▸ Work order:
Only lines holding the word "name" are wanted from the records; copy all of them.

(Excerpts from an interface dataset)
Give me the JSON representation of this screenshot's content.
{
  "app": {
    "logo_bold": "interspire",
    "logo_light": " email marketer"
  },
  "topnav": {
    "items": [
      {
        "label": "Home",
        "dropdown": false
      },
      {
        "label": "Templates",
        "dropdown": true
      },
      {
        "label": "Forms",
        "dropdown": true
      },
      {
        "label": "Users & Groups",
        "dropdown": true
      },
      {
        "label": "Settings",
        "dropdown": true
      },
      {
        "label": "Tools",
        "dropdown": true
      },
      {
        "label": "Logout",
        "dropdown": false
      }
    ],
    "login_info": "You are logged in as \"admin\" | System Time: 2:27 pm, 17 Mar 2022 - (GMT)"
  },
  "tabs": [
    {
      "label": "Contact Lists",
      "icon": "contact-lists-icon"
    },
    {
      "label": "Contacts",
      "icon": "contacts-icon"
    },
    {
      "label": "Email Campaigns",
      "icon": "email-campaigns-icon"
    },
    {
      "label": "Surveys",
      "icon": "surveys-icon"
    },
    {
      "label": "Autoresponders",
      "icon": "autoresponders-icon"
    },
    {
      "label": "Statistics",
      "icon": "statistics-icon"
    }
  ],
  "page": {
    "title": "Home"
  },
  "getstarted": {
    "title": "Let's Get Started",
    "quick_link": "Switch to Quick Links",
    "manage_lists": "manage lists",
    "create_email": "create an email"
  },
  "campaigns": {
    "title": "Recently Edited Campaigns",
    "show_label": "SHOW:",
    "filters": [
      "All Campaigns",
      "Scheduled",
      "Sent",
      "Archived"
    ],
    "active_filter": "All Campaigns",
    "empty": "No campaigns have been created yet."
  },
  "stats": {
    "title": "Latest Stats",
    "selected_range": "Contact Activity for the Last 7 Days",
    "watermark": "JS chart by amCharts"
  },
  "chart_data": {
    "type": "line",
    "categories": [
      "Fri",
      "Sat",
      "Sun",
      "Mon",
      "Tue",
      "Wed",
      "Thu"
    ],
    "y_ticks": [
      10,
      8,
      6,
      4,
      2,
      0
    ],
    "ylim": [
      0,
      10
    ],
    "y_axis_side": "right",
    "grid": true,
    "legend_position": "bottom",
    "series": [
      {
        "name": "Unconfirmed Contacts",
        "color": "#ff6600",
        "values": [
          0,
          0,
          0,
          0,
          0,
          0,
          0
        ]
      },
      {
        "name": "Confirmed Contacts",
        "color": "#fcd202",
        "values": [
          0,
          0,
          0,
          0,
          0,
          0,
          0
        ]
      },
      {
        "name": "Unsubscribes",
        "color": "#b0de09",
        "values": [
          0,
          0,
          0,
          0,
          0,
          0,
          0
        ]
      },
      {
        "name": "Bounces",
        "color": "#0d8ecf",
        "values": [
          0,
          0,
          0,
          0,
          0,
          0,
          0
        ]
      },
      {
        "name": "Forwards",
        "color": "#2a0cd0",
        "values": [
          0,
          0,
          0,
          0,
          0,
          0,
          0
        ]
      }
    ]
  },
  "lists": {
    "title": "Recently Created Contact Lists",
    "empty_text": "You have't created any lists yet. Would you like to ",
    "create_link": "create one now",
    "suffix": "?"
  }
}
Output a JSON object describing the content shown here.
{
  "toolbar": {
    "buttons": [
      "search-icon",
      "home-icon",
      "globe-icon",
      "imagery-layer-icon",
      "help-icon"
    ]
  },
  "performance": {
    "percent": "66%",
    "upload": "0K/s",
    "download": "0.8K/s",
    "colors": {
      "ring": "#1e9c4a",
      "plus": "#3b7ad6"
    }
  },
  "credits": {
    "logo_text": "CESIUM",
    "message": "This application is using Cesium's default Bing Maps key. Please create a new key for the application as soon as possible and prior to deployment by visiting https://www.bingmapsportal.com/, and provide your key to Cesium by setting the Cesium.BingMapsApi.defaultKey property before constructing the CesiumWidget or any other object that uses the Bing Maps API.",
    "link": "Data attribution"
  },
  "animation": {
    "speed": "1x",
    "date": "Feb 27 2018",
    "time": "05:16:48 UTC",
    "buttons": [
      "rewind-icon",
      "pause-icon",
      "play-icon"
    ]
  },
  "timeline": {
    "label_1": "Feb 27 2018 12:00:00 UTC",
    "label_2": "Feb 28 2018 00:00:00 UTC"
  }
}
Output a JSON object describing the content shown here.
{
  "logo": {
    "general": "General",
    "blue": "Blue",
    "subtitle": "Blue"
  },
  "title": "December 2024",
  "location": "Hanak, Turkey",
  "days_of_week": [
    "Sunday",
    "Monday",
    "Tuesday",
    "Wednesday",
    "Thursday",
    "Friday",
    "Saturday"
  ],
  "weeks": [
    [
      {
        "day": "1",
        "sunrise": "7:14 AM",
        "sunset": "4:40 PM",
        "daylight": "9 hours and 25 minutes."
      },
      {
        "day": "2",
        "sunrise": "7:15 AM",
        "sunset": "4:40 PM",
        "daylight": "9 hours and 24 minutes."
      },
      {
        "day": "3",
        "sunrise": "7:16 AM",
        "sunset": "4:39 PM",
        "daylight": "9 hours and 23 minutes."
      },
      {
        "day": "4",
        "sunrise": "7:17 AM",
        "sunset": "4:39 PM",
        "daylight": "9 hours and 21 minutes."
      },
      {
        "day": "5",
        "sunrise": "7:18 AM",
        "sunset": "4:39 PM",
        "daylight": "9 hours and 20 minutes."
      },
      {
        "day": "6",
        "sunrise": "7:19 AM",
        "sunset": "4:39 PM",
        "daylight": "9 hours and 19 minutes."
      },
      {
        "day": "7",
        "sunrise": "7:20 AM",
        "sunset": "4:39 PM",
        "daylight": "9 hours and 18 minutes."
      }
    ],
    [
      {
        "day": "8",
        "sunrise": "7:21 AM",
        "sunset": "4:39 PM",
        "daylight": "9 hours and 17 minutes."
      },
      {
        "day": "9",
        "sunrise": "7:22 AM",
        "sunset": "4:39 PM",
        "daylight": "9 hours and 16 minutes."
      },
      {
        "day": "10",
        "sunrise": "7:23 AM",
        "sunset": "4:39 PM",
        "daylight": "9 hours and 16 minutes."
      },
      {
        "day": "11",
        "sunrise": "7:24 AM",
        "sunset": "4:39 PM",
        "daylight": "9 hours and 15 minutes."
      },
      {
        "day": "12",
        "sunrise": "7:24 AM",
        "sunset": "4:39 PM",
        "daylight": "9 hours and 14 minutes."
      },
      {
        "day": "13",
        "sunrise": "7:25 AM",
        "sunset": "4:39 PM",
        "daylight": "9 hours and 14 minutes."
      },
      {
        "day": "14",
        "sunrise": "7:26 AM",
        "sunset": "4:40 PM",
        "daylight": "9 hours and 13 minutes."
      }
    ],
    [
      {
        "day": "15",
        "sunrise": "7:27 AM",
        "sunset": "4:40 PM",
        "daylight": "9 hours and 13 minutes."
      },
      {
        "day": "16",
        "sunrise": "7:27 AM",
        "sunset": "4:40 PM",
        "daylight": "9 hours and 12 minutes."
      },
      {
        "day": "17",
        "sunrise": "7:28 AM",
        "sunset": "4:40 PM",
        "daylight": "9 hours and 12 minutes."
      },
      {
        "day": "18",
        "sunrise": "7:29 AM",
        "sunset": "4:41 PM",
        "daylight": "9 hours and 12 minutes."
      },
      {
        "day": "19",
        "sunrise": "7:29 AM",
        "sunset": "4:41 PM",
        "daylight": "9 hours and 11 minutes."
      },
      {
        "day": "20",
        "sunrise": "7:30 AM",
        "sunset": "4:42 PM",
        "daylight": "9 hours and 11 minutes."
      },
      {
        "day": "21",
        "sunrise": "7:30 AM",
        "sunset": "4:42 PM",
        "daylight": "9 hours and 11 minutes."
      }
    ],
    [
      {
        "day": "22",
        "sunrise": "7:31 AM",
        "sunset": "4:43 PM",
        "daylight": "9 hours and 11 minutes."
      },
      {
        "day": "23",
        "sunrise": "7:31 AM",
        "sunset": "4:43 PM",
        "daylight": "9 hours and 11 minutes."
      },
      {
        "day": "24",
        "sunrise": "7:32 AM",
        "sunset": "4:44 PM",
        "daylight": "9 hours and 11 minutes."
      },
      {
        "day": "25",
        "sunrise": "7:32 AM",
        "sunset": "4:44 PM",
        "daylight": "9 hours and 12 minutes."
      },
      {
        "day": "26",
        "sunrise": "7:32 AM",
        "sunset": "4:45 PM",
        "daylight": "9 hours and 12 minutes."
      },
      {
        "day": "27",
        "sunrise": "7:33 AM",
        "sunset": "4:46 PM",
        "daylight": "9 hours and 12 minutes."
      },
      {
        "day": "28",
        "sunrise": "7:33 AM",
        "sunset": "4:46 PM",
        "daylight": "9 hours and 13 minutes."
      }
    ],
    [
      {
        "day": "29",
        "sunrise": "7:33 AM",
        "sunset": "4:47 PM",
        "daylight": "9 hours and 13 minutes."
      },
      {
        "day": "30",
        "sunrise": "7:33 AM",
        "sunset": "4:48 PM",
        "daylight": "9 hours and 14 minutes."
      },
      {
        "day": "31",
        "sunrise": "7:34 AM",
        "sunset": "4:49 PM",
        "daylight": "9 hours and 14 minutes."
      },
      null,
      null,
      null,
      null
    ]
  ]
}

▸ Finished task:
        "name": "Unconfirmed Contacts",
        "name": "Confirmed Contacts",
        "name": "Unsubscribes",
        "name": "Bounces",
        "name": "Forwards",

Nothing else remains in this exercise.